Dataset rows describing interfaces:
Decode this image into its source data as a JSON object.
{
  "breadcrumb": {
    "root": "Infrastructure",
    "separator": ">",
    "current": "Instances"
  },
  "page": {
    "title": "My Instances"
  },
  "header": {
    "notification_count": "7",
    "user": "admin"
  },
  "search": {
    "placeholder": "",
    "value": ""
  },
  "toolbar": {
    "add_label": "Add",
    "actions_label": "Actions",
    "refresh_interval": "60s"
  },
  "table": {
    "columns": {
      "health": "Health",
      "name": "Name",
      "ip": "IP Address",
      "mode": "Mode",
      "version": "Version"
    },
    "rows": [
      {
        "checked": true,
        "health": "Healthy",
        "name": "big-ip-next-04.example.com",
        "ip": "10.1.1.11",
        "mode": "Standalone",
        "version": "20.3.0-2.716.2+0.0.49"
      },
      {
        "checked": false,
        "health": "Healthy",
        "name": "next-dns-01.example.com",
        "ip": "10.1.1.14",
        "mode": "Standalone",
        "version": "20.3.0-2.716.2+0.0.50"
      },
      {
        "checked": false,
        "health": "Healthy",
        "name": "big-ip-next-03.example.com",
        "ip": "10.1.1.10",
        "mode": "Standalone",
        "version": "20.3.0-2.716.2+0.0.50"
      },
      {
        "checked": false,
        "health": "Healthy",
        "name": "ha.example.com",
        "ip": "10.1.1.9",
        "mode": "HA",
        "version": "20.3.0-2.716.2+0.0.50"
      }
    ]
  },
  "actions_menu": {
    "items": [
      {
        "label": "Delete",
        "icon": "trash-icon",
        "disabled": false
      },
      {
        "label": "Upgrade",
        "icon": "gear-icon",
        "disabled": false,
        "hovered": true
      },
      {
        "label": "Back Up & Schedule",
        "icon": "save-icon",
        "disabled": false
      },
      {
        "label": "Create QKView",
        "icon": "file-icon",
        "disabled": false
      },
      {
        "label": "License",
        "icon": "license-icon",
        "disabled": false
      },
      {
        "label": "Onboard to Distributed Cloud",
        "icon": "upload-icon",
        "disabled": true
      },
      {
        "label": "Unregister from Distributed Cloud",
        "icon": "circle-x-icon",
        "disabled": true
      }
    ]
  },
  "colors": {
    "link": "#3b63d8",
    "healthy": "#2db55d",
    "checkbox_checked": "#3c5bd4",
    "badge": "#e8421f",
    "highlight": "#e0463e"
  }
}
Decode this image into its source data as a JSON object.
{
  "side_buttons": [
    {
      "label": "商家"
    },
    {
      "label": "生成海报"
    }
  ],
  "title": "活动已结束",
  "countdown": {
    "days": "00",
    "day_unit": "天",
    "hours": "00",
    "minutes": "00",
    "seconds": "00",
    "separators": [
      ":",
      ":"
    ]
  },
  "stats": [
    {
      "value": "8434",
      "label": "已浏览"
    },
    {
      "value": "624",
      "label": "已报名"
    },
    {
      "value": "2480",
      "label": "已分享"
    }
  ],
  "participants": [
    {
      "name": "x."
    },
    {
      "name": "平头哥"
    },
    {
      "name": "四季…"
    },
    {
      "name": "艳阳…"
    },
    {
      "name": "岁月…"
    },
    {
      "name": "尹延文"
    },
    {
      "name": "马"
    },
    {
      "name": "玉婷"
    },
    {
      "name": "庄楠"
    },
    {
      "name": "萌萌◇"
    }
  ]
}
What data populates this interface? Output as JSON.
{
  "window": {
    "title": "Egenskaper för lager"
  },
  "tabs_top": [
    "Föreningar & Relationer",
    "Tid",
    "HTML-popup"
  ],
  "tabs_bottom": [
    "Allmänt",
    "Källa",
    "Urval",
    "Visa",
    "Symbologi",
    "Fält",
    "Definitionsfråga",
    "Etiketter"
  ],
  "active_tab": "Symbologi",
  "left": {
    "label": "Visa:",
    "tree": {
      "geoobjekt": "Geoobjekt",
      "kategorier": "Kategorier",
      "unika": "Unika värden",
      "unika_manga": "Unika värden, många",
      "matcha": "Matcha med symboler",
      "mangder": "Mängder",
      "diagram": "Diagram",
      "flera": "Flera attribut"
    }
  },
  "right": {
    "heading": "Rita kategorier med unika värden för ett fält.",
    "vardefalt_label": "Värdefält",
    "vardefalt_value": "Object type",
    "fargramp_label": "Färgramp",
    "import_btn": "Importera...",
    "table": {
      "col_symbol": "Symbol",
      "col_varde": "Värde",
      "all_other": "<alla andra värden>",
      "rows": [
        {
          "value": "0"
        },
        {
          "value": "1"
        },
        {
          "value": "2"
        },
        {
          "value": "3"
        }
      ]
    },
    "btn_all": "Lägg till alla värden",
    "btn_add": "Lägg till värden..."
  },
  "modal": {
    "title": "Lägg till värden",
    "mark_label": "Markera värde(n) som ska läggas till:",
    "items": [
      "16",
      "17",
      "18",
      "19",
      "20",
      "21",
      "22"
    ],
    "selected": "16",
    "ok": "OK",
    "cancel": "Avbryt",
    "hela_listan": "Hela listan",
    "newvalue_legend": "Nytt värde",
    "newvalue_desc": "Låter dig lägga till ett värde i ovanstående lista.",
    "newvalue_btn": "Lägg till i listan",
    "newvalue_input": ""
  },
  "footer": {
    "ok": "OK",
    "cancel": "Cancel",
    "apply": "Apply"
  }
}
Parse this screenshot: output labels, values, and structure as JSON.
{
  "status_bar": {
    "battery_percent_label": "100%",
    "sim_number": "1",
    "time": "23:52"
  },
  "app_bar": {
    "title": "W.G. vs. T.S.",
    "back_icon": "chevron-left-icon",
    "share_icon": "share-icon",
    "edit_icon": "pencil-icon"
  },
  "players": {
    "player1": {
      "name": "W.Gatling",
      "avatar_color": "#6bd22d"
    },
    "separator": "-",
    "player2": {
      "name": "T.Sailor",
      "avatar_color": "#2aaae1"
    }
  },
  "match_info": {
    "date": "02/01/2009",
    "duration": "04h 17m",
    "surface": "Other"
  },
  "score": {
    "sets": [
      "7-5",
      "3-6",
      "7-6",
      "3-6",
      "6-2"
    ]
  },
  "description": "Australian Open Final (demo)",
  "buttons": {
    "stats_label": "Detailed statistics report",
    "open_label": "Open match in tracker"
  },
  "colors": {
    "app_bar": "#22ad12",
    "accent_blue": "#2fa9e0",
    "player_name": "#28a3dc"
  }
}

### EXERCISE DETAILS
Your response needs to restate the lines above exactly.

### WORKED SOLUTION
Decode this image into its source data as a JSON object.
{
  "breadcrumb": {
    "root": "Infrastructure",
    "separator": ">",
    "current": "Instances"
  },
  "page": {
    "title": "My Instances"
  },
  "header": {
    "notification_count": "7",
    "user": "admin"
  },
  "search": {
    "placeholder": "",
    "value": ""
  },
  "toolbar": {
    "add_label": "Add",
    "actions_label": "Actions",
    "refresh_interval": "60s"
  },
  "table": {
    "columns": {
      "health": "Health",
      "name": "Name",
      "ip": "IP Address",
      "mode": "Mode",
      "version": "Version"
    },
    "rows": [
      {
        "checked": true,
        "health": "Healthy",
        "name": "big-ip-next-04.example.com",
        "ip": "10.1.1.11",
        "mode": "Standalone",
        "version": "20.3.0-2.716.2+0.0.49"
      },
      {
        "checked": false,
        "health": "Healthy",
        "name": "next-dns-01.example.com",
        "ip": "10.1.1.14",
        "mode": "Standalone",
        "version": "20.3.0-2.716.2+0.0.50"
      },
      {
        "checked": false,
        "health": "Healthy",
        "name": "big-ip-next-03.example.com",
        "ip": "10.1.1.10",
        "mode": "Standalone",
        "version": "20.3.0-2.716.2+0.0.50"
      },
      {
        "checked": false,
        "health": "Healthy",
        "name": "ha.example.com",
        "ip": "10.1.1.9",
        "mode": "HA",
        "version": "20.3.0-2.716.2+0.0.50"
      }
    ]
  },
  "actions_menu": {
    "items": [
      {
        "label": "Delete",
        "icon": "trash-icon",
        "disabled": false
      },
      {
        "label": "Upgrade",
        "icon": "gear-icon",
        "disabled": false,
        "hovered": true
      },
      {
        "label": "Back Up & Schedule",
        "icon": "save-icon",
        "disabled": false
      },
      {
        "label": "Create QKView",
        "icon": "file-icon",
        "disabled": false
      },
      {
        "label": "License",
        "icon": "license-icon",
        "disabled": false
      },
      {
        "label": "Onboard to Distributed Cloud",
        "icon": "upload-icon",
        "disabled": true
      },
      {
        "label": "Unregister from Distributed Cloud",
        "icon": "circle-x-icon",
        "disabled": true
      }
    ]
  },
  "colors": {
    "link": "#3b63d8",
    "healthy": "#2db55d",
    "checkbox_checked": "#3c5bd4",
    "badge": "#e8421f",
    "highlight": "#e0463e"
  }
}
Decode this image into its source data as a JSON object.
{
  "side_buttons": [
    {
      "label": "商家"
    },
    {
      "label": "生成海报"
    }
  ],
  "title": "活动已结束",
  "countdown": {
    "days": "00",
    "day_unit": "天",
    "hours": "00",
    "minutes": "00",
    "seconds": "00",
    "separators": [
      ":",
      ":"
    ]
  },
  "stats": [
    {
      "value": "8434",
      "label": "已浏览"
    },
    {
      "value": "624",
      "label": "已报名"
    },
    {
      "value": "2480",
      "label": "已分享"
    }
  ],
  "participants": [
    {
      "name": "x."
    },
    {
      "name": "平头哥"
    },
    {
      "name": "四季…"
    },
    {
      "name": "艳阳…"
    },
    {
      "name": "岁月…"
    },
    {
      "name": "尹延文"
    },
    {
      "name": "马"
    },
    {
      "name": "玉婷"
    },
    {
      "name": "庄楠"
    },
    {
      "name": "萌萌◇"
    }
  ]
}
What data populates this interface? Output as JSON.
{
  "window": {
    "title": "Egenskaper för lager"
  },
  "tabs_top": [
    "Föreningar & Relationer",
    "Tid",
    "HTML-popup"
  ],
  "tabs_bottom": [
    "Allmänt",
    "Källa",
    "Urval",
    "Visa",
    "Symbologi",
    "Fält",
    "Definitionsfråga",
    "Etiketter"
  ],
  "active_tab": "Symbologi",
  "left": {
    "label": "Visa:",
    "tree": {
      "geoobjekt": "Geoobjekt",
      "kategorier": "Kategorier",
      "unika": "Unika värden",
      "unika_manga": "Unika värden, många",
      "matcha": "Matcha med symboler",
      "mangder": "Mängder",
      "diagram": "Diagram",
      "flera": "Flera attribut"
    }
  },
  "right": {
    "heading": "Rita kategorier med unika värden för ett fält.",
    "vardefalt_label": "Värdefält",
    "vardefalt_value": "Object type",
    "fargramp_label": "Färgramp",
    "import_btn": "Importera...",
    "table": {
      "col_symbol": "Symbol",
      "col_varde": "Värde",
      "all_other": "<alla andra värden>",
      "rows": [
        {
          "value": "0"
        },
        {
          "value": "1"
        },
        {
          "value": "2"
        },
        {
          "value": "3"
        }
      ]
    },
    "btn_all": "Lägg till alla värden",
    "btn_add": "Lägg till värden..."
  },
  "modal": {
    "title": "Lägg till värden",
    "mark_label": "Markera värde(n) som ska läggas till:",
    "items": [
      "16",
      "17",
      "18",
      "19",
      "20",
      "21",
      "22"
    ],
    "selected": "16",
    "ok": "OK",
    "cancel": "Avbryt",
    "hela_listan": "Hela listan",
    "newvalue_legend": "Nytt värde",
    "newvalue_desc": "Låter dig lägga till ett värde i ovanstående lista.",
    "newvalue_btn": "Lägg till i listan",
    "newvalue_input": ""
  },
  "footer": {
    "ok": "OK",
    "cancel": "Cancel",
    "apply": "Apply"
  }
}
Parse this screenshot: output labels, values, and structure as JSON.
{
  "status_bar": {
    "battery_percent_label": "100%",
    "sim_number": "1",
    "time": "23:52"
  },
  "app_bar": {
    "title": "W.G. vs. T.S.",
    "back_icon": "chevron-left-icon",
    "share_icon": "share-icon",
    "edit_icon": "pencil-icon"
  },
  "players": {
    "player1": {
      "name": "W.Gatling",
      "avatar_color": "#6bd22d"
    },
    "separator": "-",
    "player2": {
      "name": "T.Sailor",
      "avatar_color": "#2aaae1"
    }
  },
  "match_info": {
    "date": "02/01/2009",
    "duration": "04h 17m",
    "surface": "Other"
  },
  "score": {
    "sets": [
      "7-5",
      "3-6",
      "7-6",
      "3-6",
      "6-2"
    ]
  },
  "description": "Australian Open Final (demo)",
  "buttons": {
    "stats_label": "Detailed statistics report",
    "open_label": "Open match in tracker"
  },
  "colors": {
    "app_bar": "#22ad12",
    "accent_blue": "#2fa9e0",
    "player_name": "#28a3dc"
  }
}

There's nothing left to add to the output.